I liked Dan Kimball so much that I just had to read his book The Emerging Church. Also, if you see a picture of Dan Kimball, he has the coolest flat-top ever! I loved this book, and Kimball has lots of helpful charts to contrast modernism and postmodernism. Kimball is more favorably disposed to postmodernism because he sees problems with modernism. At the same time, he focused his main problems with modernism on consumerism (which, hopefully, we could all agree is a problem to be combatted). Kimball also does great work in demonstrating that ministering to the emerging culture means more than just "refluffing the pillows" by bringing in candles and growing goatees. I really recommend this book. Great stuff, and very thought-provoking.

Okay, so I have issues with Brian McLaren. To be honest, it saddens me that he is one of the chief voices for the emerging church (although many who are identified within the emerging church have expressed major concerns about him). At the same time, to talk about this issue and not talk about McLaren would be like talking about civil rights without talking about Martin Luther King, Jr. McLaren has great contributions to this discussion.

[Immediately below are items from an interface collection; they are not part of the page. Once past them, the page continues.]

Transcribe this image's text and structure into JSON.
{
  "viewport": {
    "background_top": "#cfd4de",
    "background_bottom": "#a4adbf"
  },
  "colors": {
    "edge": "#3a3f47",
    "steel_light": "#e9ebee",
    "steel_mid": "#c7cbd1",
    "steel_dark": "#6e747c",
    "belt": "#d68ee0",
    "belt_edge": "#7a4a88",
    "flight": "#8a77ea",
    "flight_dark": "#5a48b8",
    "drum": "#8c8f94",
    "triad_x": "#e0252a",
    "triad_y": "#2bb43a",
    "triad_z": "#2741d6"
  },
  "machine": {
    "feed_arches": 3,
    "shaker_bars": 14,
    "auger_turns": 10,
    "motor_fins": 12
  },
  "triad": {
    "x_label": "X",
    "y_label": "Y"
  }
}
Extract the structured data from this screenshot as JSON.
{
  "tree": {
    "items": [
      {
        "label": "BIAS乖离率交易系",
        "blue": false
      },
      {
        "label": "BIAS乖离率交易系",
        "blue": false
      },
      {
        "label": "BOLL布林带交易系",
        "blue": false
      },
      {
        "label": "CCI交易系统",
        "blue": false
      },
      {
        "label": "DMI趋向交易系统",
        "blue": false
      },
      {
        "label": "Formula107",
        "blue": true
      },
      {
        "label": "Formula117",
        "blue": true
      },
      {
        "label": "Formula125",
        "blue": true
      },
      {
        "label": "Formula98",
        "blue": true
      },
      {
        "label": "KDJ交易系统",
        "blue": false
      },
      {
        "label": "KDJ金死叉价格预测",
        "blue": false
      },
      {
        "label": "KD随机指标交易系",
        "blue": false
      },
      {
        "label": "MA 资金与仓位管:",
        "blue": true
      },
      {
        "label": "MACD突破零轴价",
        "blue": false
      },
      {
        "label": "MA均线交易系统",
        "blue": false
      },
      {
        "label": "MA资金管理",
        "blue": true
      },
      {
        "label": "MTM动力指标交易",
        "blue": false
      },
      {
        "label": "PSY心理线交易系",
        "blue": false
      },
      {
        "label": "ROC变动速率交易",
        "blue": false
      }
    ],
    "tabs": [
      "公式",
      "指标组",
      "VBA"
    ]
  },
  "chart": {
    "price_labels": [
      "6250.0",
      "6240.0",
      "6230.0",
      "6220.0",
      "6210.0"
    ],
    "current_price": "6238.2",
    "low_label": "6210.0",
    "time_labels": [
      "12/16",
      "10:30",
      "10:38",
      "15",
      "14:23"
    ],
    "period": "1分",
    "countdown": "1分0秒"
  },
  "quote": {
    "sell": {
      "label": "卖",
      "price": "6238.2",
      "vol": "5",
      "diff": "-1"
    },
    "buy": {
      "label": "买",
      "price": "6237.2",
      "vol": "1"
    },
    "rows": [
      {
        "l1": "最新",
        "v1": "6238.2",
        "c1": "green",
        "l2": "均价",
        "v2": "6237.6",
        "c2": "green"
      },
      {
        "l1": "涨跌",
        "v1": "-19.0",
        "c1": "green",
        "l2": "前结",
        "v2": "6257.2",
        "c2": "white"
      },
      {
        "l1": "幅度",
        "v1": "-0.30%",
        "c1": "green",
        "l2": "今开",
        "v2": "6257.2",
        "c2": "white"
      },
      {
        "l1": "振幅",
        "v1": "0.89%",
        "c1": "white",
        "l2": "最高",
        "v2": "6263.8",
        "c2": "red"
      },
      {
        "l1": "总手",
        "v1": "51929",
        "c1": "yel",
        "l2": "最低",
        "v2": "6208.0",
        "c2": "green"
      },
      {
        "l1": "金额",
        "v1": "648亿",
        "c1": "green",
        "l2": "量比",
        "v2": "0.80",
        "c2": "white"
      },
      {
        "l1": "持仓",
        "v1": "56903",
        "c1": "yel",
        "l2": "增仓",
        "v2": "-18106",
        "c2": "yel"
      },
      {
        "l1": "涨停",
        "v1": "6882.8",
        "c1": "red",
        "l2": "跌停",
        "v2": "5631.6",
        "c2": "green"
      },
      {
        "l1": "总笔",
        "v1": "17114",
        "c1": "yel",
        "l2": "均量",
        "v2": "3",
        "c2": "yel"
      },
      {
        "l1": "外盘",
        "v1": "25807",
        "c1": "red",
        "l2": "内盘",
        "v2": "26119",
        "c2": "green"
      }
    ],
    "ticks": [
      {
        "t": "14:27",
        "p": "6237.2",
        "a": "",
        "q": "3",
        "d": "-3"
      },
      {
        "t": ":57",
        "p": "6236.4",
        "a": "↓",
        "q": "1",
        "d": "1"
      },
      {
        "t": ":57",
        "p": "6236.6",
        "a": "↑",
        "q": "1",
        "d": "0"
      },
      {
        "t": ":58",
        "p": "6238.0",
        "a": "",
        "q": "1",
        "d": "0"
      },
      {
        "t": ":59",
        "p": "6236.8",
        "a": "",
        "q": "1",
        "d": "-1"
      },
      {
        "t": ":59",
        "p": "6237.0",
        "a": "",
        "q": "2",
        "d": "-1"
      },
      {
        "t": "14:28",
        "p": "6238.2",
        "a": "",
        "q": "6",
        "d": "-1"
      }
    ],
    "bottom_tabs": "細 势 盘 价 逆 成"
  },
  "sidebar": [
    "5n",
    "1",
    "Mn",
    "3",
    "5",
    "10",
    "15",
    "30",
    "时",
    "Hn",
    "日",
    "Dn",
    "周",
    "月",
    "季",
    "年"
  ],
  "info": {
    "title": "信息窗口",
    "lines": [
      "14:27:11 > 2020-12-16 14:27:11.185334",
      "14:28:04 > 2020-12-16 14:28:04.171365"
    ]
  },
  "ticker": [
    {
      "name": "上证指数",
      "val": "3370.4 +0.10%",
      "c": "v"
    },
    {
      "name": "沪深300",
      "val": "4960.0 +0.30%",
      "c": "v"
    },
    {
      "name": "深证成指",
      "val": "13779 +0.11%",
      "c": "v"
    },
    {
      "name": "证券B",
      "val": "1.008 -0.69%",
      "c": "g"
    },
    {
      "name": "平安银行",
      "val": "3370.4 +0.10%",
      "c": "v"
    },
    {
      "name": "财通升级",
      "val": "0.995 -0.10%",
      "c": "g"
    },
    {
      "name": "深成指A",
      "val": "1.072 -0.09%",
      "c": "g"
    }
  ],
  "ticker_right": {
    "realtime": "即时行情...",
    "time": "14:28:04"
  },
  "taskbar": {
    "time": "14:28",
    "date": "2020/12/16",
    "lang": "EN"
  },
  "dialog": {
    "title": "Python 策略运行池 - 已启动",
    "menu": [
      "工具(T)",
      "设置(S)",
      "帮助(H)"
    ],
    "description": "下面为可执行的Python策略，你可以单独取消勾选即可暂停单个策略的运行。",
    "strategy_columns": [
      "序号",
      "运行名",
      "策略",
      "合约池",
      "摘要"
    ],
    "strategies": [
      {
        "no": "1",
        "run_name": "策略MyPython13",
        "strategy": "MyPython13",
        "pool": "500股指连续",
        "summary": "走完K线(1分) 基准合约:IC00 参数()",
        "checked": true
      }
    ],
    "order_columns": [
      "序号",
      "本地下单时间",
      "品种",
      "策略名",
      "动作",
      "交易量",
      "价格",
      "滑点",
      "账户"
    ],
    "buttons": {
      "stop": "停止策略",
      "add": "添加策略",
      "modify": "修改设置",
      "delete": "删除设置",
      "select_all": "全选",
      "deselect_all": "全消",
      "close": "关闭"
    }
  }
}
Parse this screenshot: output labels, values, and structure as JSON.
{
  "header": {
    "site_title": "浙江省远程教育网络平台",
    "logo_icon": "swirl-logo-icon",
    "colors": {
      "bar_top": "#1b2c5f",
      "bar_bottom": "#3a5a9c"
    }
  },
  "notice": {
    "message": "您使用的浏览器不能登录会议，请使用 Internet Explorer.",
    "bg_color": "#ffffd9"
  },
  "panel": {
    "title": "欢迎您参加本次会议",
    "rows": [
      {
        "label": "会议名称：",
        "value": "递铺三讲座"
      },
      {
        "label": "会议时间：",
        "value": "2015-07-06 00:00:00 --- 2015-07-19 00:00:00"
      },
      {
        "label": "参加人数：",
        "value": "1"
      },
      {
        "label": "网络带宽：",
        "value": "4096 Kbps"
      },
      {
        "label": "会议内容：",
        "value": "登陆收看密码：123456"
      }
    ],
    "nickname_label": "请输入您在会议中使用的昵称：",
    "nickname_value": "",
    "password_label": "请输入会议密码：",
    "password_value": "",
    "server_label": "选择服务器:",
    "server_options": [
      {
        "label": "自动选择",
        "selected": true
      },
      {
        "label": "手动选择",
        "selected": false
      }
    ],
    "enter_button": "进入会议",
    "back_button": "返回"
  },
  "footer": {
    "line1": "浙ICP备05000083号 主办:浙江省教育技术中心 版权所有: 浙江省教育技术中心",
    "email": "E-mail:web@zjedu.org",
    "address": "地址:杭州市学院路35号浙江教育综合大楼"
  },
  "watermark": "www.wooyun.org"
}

I think he often does a great job diagnosing some major problems in our churches today. At the same time, I think some of his solutions don't move us forward. Again, as was the case with Pagitt, McLaren's bibliology is very poor. It puts him off-base at some major points (in my opinion). At the same time, his book Everything Must Change has some great thoughts on how we as the church serve the world and become advocates for justice and for the needy. Good stuff. Major discernment is needed, in my opinion.
I also read Becoming Conversant with the Emerging Church by D.A. Carson. This book is sort of conservative evangelicalism's response to the movement. The difficulty is that there is not a creed, denomination, doctrinal statement, or spokesman for the movement. This is where I think Carson's book is not entirely productive. He is not all-critical with the emerging church, but I think that he is dismissive in some ways that are not helpful (again, my opinion). I have no issue with him being dismissive of certain values, or even certain people. But when the reasoning is, "The emerging church is like this, and that is bad," Carson falls short of recognizing the diversity within the emerging church. I also think that he falls short in really understanding some of the very real problems with modernism that are being positively addressed by people who are associated with the emerging church. It may be arrogant for me to critique D.A. Carson, but, hey, this is just my two cents on my blog. Also, I am a Master of Divinity now, so that must count for something :).
Well, I am impressed if any of you actually read this whole thing. Have a great day.